■ **Task directions**: Repeat each record exactly. Any picture gets left out.

■ **Collected data entries**:
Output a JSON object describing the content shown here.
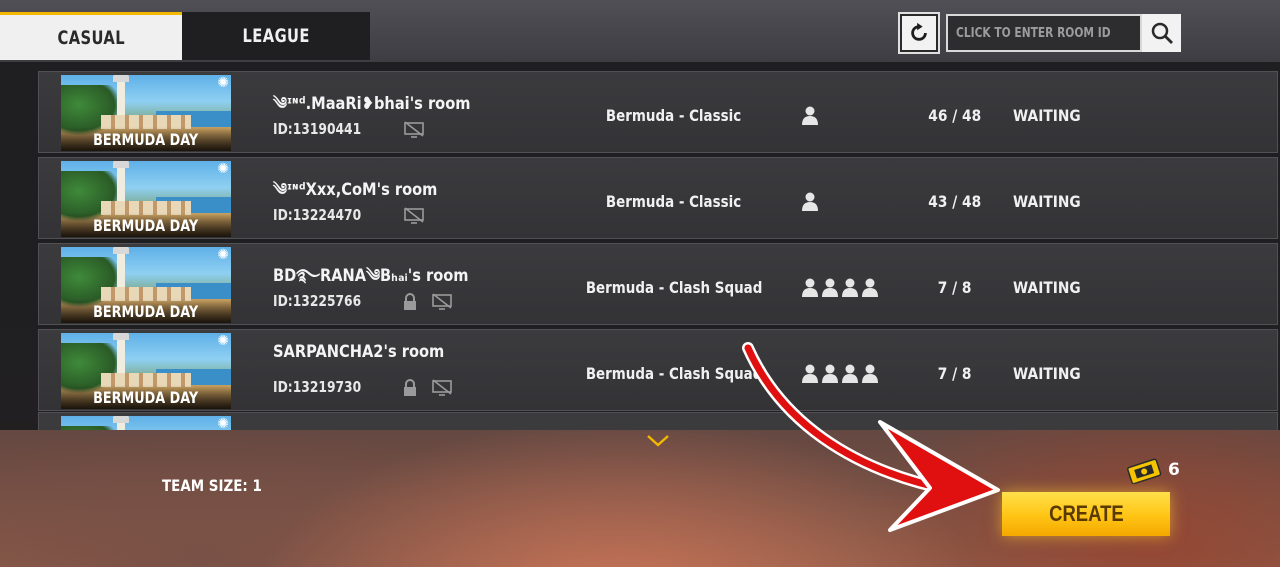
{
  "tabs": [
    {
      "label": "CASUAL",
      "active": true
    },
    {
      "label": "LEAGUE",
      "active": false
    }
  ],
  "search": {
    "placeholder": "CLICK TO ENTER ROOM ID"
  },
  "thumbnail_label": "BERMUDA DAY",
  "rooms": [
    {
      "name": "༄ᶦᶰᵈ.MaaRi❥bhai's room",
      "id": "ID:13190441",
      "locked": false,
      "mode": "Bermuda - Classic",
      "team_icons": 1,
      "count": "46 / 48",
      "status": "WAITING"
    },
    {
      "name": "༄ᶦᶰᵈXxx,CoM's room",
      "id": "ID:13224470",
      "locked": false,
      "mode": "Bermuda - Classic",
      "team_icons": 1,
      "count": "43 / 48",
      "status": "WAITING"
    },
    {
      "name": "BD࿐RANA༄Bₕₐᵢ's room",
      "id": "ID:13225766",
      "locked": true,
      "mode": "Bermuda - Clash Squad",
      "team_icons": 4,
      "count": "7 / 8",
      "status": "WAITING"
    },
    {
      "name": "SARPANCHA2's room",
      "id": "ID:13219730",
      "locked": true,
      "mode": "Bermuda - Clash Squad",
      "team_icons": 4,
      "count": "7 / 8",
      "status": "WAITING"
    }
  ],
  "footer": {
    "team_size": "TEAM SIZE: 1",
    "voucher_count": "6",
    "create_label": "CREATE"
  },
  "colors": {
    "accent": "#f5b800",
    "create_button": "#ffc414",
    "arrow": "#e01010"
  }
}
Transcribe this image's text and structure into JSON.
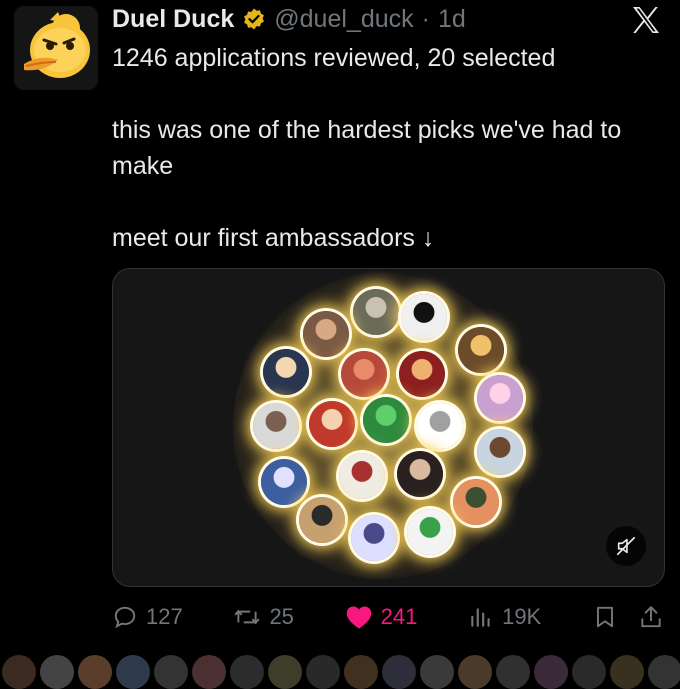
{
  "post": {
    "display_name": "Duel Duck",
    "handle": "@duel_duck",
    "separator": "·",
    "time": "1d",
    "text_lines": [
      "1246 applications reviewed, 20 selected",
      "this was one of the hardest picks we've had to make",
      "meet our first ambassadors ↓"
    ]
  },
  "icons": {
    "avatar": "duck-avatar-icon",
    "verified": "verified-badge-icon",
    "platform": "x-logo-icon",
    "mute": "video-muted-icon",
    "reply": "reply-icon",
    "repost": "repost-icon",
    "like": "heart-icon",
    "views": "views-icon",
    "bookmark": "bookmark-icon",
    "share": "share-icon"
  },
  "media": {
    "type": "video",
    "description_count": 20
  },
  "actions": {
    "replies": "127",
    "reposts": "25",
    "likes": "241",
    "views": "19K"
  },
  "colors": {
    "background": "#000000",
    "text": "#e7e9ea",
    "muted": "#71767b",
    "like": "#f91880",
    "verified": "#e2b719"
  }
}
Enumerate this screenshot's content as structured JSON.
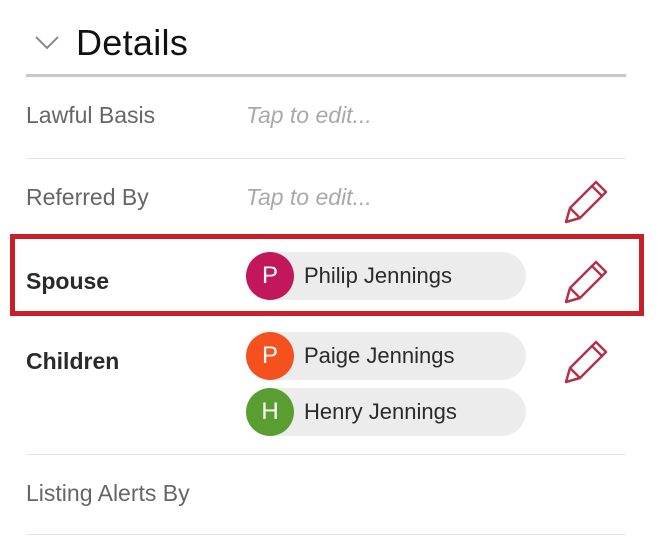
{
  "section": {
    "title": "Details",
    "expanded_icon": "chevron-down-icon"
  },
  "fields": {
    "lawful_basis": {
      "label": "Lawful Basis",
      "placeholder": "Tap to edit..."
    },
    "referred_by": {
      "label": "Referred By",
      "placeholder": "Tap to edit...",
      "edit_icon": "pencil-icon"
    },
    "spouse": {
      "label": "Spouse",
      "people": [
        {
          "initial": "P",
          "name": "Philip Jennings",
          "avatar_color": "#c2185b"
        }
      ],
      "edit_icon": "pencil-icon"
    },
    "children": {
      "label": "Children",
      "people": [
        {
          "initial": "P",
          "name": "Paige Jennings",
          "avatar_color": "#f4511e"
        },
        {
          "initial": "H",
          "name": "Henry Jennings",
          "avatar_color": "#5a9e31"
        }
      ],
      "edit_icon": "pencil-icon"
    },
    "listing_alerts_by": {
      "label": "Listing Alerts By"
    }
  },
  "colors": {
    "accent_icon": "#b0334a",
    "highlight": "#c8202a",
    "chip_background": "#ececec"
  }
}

■ **Answer section**:
Output a JSON object describing the content shown here.
{
  "tabs": [
    {
      "label": "CASUAL",
      "active": true
    },
    {
      "label": "LEAGUE",
      "active": false
    }
  ],
  "search": {
    "placeholder": "CLICK TO ENTER ROOM ID"
  },
  "thumbnail_label": "BERMUDA DAY",
  "rooms": [
    {
      "name": "༄ᶦᶰᵈ.MaaRi❥bhai's room",
      "id": "ID:13190441",
      "locked": false,
      "mode": "Bermuda - Classic",
      "team_icons": 1,
      "count": "46 / 48",
      "status": "WAITING"
    },
    {
      "name": "༄ᶦᶰᵈXxx,CoM's room",
      "id": "ID:13224470",
      "locked": false,
      "mode": "Bermuda - Classic",
      "team_icons": 1,
      "count": "43 / 48",
      "status": "WAITING"
    },
    {
      "name": "BD࿐RANA༄Bₕₐᵢ's room",
      "id": "ID:13225766",
      "locked": true,
      "mode": "Bermuda - Clash Squad",
      "team_icons": 4,
      "count": "7 / 8",
      "status": "WAITING"
    },
    {
      "name": "SARPANCHA2's room",
      "id": "ID:13219730",
      "locked": true,
      "mode": "Bermuda - Clash Squad",
      "team_icons": 4,
      "count": "7 / 8",
      "status": "WAITING"
    }
  ],
  "footer": {
    "team_size": "TEAM SIZE: 1",
    "voucher_count": "6",
    "create_label": "CREATE"
  },
  "colors": {
    "accent": "#f5b800",
    "create_button": "#ffc414",
    "arrow": "#e01010"
  }
}
Transcribe this image's text and structure into JSON.
{
  "post": {
    "display_name": "Duel Duck",
    "handle": "@duel_duck",
    "separator": "·",
    "time": "1d",
    "text_lines": [
      "1246 applications reviewed, 20 selected",
      "this was one of the hardest picks we've had to make",
      "meet our first ambassadors ↓"
    ]
  },
  "icons": {
    "avatar": "duck-avatar-icon",
    "verified": "verified-badge-icon",
    "platform": "x-logo-icon",
    "mute": "video-muted-icon",
    "reply": "reply-icon",
    "repost": "repost-icon",
    "like": "heart-icon",
    "views": "views-icon",
    "bookmark": "bookmark-icon",
    "share": "share-icon"
  },
  "media": {
    "type": "video",
    "description_count": 20
  },
  "actions": {
    "replies": "127",
    "reposts": "25",
    "likes": "241",
    "views": "19K"
  },
  "colors": {
    "background": "#000000",
    "text": "#e7e9ea",
    "muted": "#71767b",
    "like": "#f91880",
    "verified": "#e2b719"
  }
}
Enumerate this screenshot's content as structured JSON.
{
  "section": {
    "title": "Details",
    "expanded_icon": "chevron-down-icon"
  },
  "fields": {
    "lawful_basis": {
      "label": "Lawful Basis",
      "placeholder": "Tap to edit..."
    },
    "referred_by": {
      "label": "Referred By",
      "placeholder": "Tap to edit...",
      "edit_icon": "pencil-icon"
    },
    "spouse": {
      "label": "Spouse",
      "people": [
        {
          "initial": "P",
          "name": "Philip Jennings",
          "avatar_color": "#c2185b"
        }
      ],
      "edit_icon": "pencil-icon"
    },
    "children": {
      "label": "Children",
      "people": [
        {
          "initial": "P",
          "name": "Paige Jennings",
          "avatar_color": "#f4511e"
        },
        {
          "initial": "H",
          "name": "Henry Jennings",
          "avatar_color": "#5a9e31"
        }
      ],
      "edit_icon": "pencil-icon"
    },
    "listing_alerts_by": {
      "label": "Listing Alerts By"
    }
  },
  "colors": {
    "accent_icon": "#b0334a",
    "highlight": "#c8202a",
    "chip_background": "#ececec"
  }
}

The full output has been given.